> **Task brief**
The reply should match the listing below character for character, except that no image is carried over.

========

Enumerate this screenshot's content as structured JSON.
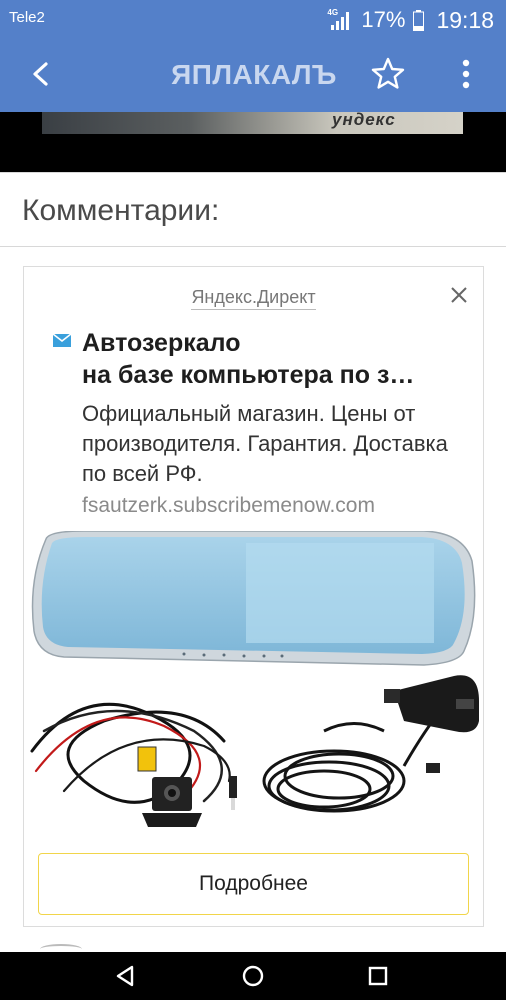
{
  "status_bar": {
    "carrier": "Tele2",
    "network": "4G",
    "battery_percent": "17%",
    "time": "19:18",
    "icons": [
      "signal-icon",
      "battery-icon"
    ]
  },
  "app_bar": {
    "logo_text": "ЯПЛАКАЛЪ",
    "icons": [
      "back-arrow-icon",
      "star-icon",
      "more-vert-icon"
    ],
    "color": "#5480c9"
  },
  "top_image": {
    "visible_text": "ундекс"
  },
  "comments": {
    "title": "Комментарии:"
  },
  "ad": {
    "provider": "Яндекс.Директ",
    "headline_line1": "Автозеркало",
    "headline_line2": "на базе компьютера по з…",
    "description": "Официальный магазин. Цены от производителя. Гарантия. Доставка по всей РФ.",
    "url": "fsautzerk.subscribemenow.com",
    "button_label": "Подробнее",
    "button_border_color": "#f1d54a",
    "icons": [
      "close-icon",
      "mail-icon"
    ]
  },
  "nav_bar": {
    "icons": [
      "back-triangle-icon",
      "home-circle-icon",
      "recents-square-icon"
    ]
  }
}
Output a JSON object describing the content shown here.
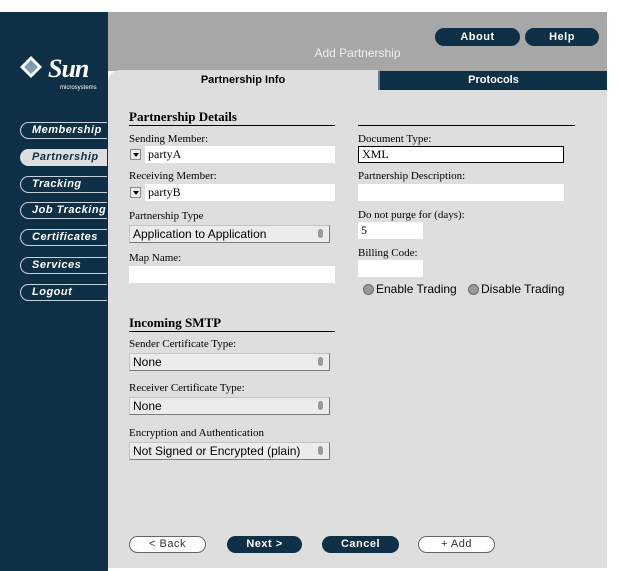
{
  "brand": {
    "word": "Sun",
    "sub": "microsystems"
  },
  "header": {
    "title": "Add Partnership",
    "about_label": "About",
    "help_label": "Help"
  },
  "nav": {
    "membership": "Membership",
    "partnership": "Partnership",
    "tracking": "Tracking",
    "job_tracking": "Job Tracking",
    "certificates": "Certificates",
    "services": "Services",
    "logout": "Logout"
  },
  "tabs": {
    "info": "Partnership Info",
    "protocols": "Protocols"
  },
  "details": {
    "title": "Partnership Details",
    "sending_label": "Sending Member:",
    "sending_value": "partyA",
    "receiving_label": "Receiving Member:",
    "receiving_value": "partyB",
    "type_label": "Partnership Type",
    "type_value": "Application to Application",
    "map_label": "Map Name:",
    "map_value": "",
    "doc_type_label": "Document Type:",
    "doc_type_value": "XML",
    "desc_label": "Partnership Description:",
    "desc_value": "",
    "purge_label": "Do not purge for (days):",
    "purge_value": "5",
    "billing_label": "Billing Code:",
    "billing_value": "",
    "enable_label": "Enable Trading",
    "disable_label": "Disable Trading"
  },
  "smtp": {
    "title": "Incoming SMTP",
    "sender_label": "Sender Certificate Type:",
    "sender_value": "None",
    "receiver_label": "Receiver Certificate Type:",
    "receiver_value": "None",
    "enc_label": "Encryption and Authentication",
    "enc_value": "Not Signed or Encrypted (plain)"
  },
  "buttons": {
    "back": "< Back",
    "next": "Next >",
    "cancel": "Cancel",
    "add": "+ Add"
  },
  "colors": {
    "navy": "#0e3047",
    "panel": "#dedede",
    "header": "#a7a7a7"
  }
}
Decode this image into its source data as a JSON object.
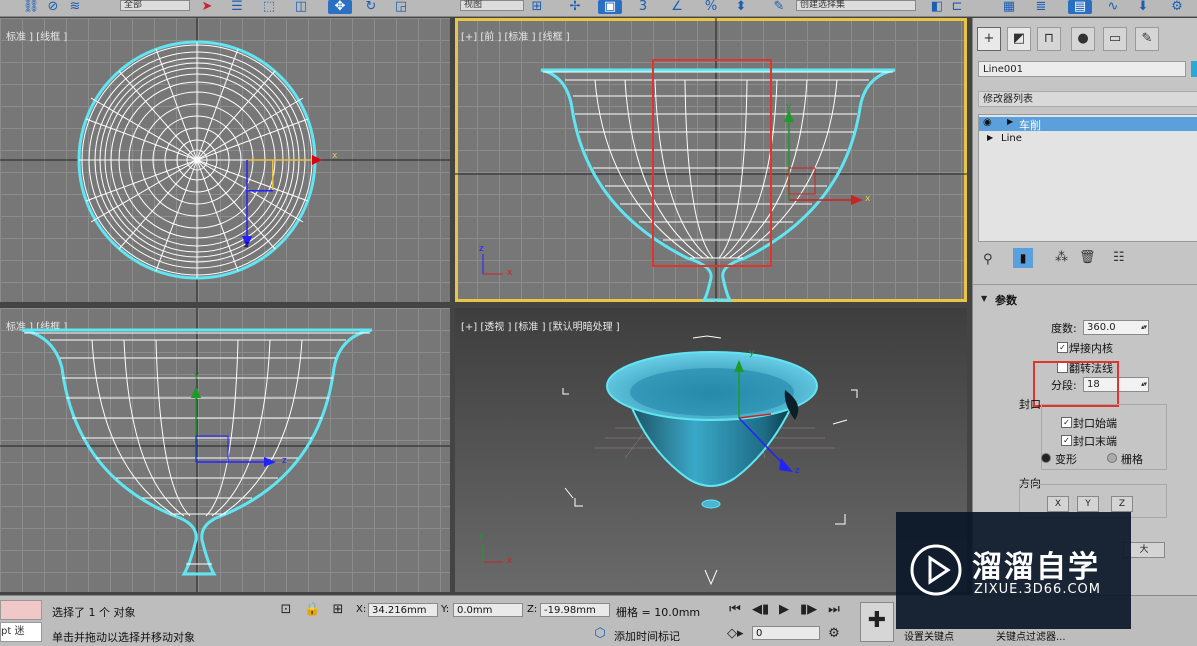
{
  "toolbar": {
    "dropdown1": "全部",
    "dropdown2": "视图",
    "dropdown3": "创建选择集",
    "icons": [
      "link-icon",
      "unlink-icon",
      "bind-icon",
      "select-icon",
      "select-by-name-icon",
      "rect-select-icon",
      "window-crossing-icon",
      "move-icon",
      "rotate-icon",
      "scale-icon",
      "snap-icon",
      "angle-snap-icon",
      "percent-snap-icon",
      "spinner-snap-icon",
      "edit-named-selection-icon",
      "mirror-icon",
      "align-icon",
      "layer-icon",
      "ribbon-icon",
      "curve-editor-icon",
      "render-setup-icon"
    ]
  },
  "viewports": {
    "top": {
      "label": "标准 ] [线框 ]"
    },
    "front": {
      "label": "[+] [前 ] [标准 ] [线框 ]"
    },
    "left": {
      "label": "标准 ] [线框 ]"
    },
    "perspective": {
      "label": "[+] [透视 ] [标准 ] [默认明暗处理 ]"
    }
  },
  "axis_labels": {
    "x": "x",
    "y": "y",
    "z": "z"
  },
  "command_panel": {
    "tabs": [
      "create-icon",
      "modify-icon",
      "hierarchy-icon",
      "motion-icon",
      "display-icon",
      "utilities-icon"
    ],
    "object_name": "Line001",
    "object_color": "#2aa8d8",
    "modifier_list_label": "修改器列表",
    "stack": [
      {
        "label": "车削",
        "selected": true
      },
      {
        "label": "Line",
        "selected": false
      }
    ],
    "rollout_title": "参数",
    "degrees_label": "度数:",
    "degrees_value": "360.0",
    "weld_core_label": "焊接内核",
    "weld_core_checked": true,
    "flip_normals_label": "翻转法线",
    "flip_normals_checked": false,
    "segments_label": "分段:",
    "segments_value": "18",
    "capping_label": "封口",
    "cap_start_label": "封口始端",
    "cap_start_checked": true,
    "cap_end_label": "封口末端",
    "cap_end_checked": true,
    "morph_label": "变形",
    "grid_label": "栅格",
    "direction_label": "方向",
    "dir_x": "X",
    "dir_y": "Y",
    "dir_z": "Z",
    "partial_button": "大"
  },
  "status": {
    "selection_text": "选择了 1 个 对象",
    "hint_text": "单击并拖动以选择并移动对象",
    "script_text": "pt 迷",
    "x_label": "X:",
    "x_value": "34.216mm",
    "y_label": "Y:",
    "y_value": "0.0mm",
    "z_label": "Z:",
    "z_value": "-19.98mm",
    "grid_text": "栅格 = 10.0mm",
    "add_time_tag": "添加时间标记",
    "frame_value": "0",
    "set_key_label": "设置关键点",
    "key_filters_label": "关键点过滤器..."
  },
  "watermark": {
    "title": "溜溜自学",
    "url": "ZIXUE.3D66.COM"
  },
  "colors": {
    "highlight_red": "#e0342c",
    "active_viewport": "#e8c547",
    "selection_cyan": "#5fe6f2"
  }
}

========

> **Task result**
Enumerate this screenshot's content as structured JSON.
{
  "status_bar": {
    "carrier": "Tele2",
    "network": "4G",
    "battery_percent": "17%",
    "time": "19:18",
    "icons": [
      "signal-icon",
      "battery-icon"
    ]
  },
  "app_bar": {
    "logo_text": "ЯПЛАКАЛЪ",
    "icons": [
      "back-arrow-icon",
      "star-icon",
      "more-vert-icon"
    ],
    "color": "#5480c9"
  },
  "top_image": {
    "visible_text": "ундекс"
  },
  "comments": {
    "title": "Комментарии:"
  },
  "ad": {
    "provider": "Яндекс.Директ",
    "headline_line1": "Автозеркало",
    "headline_line2": "на базе компьютера по з…",
    "description": "Официальный магазин. Цены от производителя. Гарантия. Доставка по всей РФ.",
    "url": "fsautzerk.subscribemenow.com",
    "button_label": "Подробнее",
    "button_border_color": "#f1d54a",
    "icons": [
      "close-icon",
      "mail-icon"
    ]
  },
  "nav_bar": {
    "icons": [
      "back-triangle-icon",
      "home-circle-icon",
      "recents-square-icon"
    ]
  }
}
Output a JSON object describing the content shown here.
{
  "brand": {
    "word": "Sun",
    "sub": "microsystems"
  },
  "header": {
    "title": "Add Partnership",
    "about_label": "About",
    "help_label": "Help"
  },
  "nav": {
    "membership": "Membership",
    "partnership": "Partnership",
    "tracking": "Tracking",
    "job_tracking": "Job Tracking",
    "certificates": "Certificates",
    "services": "Services",
    "logout": "Logout"
  },
  "tabs": {
    "info": "Partnership Info",
    "protocols": "Protocols"
  },
  "details": {
    "title": "Partnership Details",
    "sending_label": "Sending Member:",
    "sending_value": "partyA",
    "receiving_label": "Receiving Member:",
    "receiving_value": "partyB",
    "type_label": "Partnership Type",
    "type_value": "Application to Application",
    "map_label": "Map Name:",
    "map_value": "",
    "doc_type_label": "Document Type:",
    "doc_type_value": "XML",
    "desc_label": "Partnership Description:",
    "desc_value": "",
    "purge_label": "Do not purge for (days):",
    "purge_value": "5",
    "billing_label": "Billing Code:",
    "billing_value": "",
    "enable_label": "Enable Trading",
    "disable_label": "Disable Trading"
  },
  "smtp": {
    "title": "Incoming SMTP",
    "sender_label": "Sender Certificate Type:",
    "sender_value": "None",
    "receiver_label": "Receiver Certificate Type:",
    "receiver_value": "None",
    "enc_label": "Encryption and Authentication",
    "enc_value": "Not Signed or Encrypted (plain)"
  },
  "buttons": {
    "back": "< Back",
    "next": "Next >",
    "cancel": "Cancel",
    "add": "+ Add"
  },
  "colors": {
    "navy": "#0e3047",
    "panel": "#dedede",
    "header": "#a7a7a7"
  }
}
Decode this image into its source data as a JSON object.
{
  "toolbar": {
    "dropdown1": "全部",
    "dropdown2": "视图",
    "dropdown3": "创建选择集",
    "icons": [
      "link-icon",
      "unlink-icon",
      "bind-icon",
      "select-icon",
      "select-by-name-icon",
      "rect-select-icon",
      "window-crossing-icon",
      "move-icon",
      "rotate-icon",
      "scale-icon",
      "snap-icon",
      "angle-snap-icon",
      "percent-snap-icon",
      "spinner-snap-icon",
      "edit-named-selection-icon",
      "mirror-icon",
      "align-icon",
      "layer-icon",
      "ribbon-icon",
      "curve-editor-icon",
      "render-setup-icon"
    ]
  },
  "viewports": {
    "top": {
      "label": "标准 ] [线框 ]"
    },
    "front": {
      "label": "[+] [前 ] [标准 ] [线框 ]"
    },
    "left": {
      "label": "标准 ] [线框 ]"
    },
    "perspective": {
      "label": "[+] [透视 ] [标准 ] [默认明暗处理 ]"
    }
  },
  "axis_labels": {
    "x": "x",
    "y": "y",
    "z": "z"
  },
  "command_panel": {
    "tabs": [
      "create-icon",
      "modify-icon",
      "hierarchy-icon",
      "motion-icon",
      "display-icon",
      "utilities-icon"
    ],
    "object_name": "Line001",
    "object_color": "#2aa8d8",
    "modifier_list_label": "修改器列表",
    "stack": [
      {
        "label": "车削",
        "selected": true
      },
      {
        "label": "Line",
        "selected": false
      }
    ],
    "rollout_title": "参数",
    "degrees_label": "度数:",
    "degrees_value": "360.0",
    "weld_core_label": "焊接内核",
    "weld_core_checked": true,
    "flip_normals_label": "翻转法线",
    "flip_normals_checked": false,
    "segments_label": "分段:",
    "segments_value": "18",
    "capping_label": "封口",
    "cap_start_label": "封口始端",
    "cap_start_checked": true,
    "cap_end_label": "封口末端",
    "cap_end_checked": true,
    "morph_label": "变形",
    "grid_label": "栅格",
    "direction_label": "方向",
    "dir_x": "X",
    "dir_y": "Y",
    "dir_z": "Z",
    "partial_button": "大"
  },
  "status": {
    "selection_text": "选择了 1 个 对象",
    "hint_text": "单击并拖动以选择并移动对象",
    "script_text": "pt 迷",
    "x_label": "X:",
    "x_value": "34.216mm",
    "y_label": "Y:",
    "y_value": "0.0mm",
    "z_label": "Z:",
    "z_value": "-19.98mm",
    "grid_text": "栅格 = 10.0mm",
    "add_time_tag": "添加时间标记",
    "frame_value": "0",
    "set_key_label": "设置关键点",
    "key_filters_label": "关键点过滤器..."
  },
  "watermark": {
    "title": "溜溜自学",
    "url": "ZIXUE.3D66.COM"
  },
  "colors": {
    "highlight_red": "#e0342c",
    "active_viewport": "#e8c547",
    "selection_cyan": "#5fe6f2"
  }
}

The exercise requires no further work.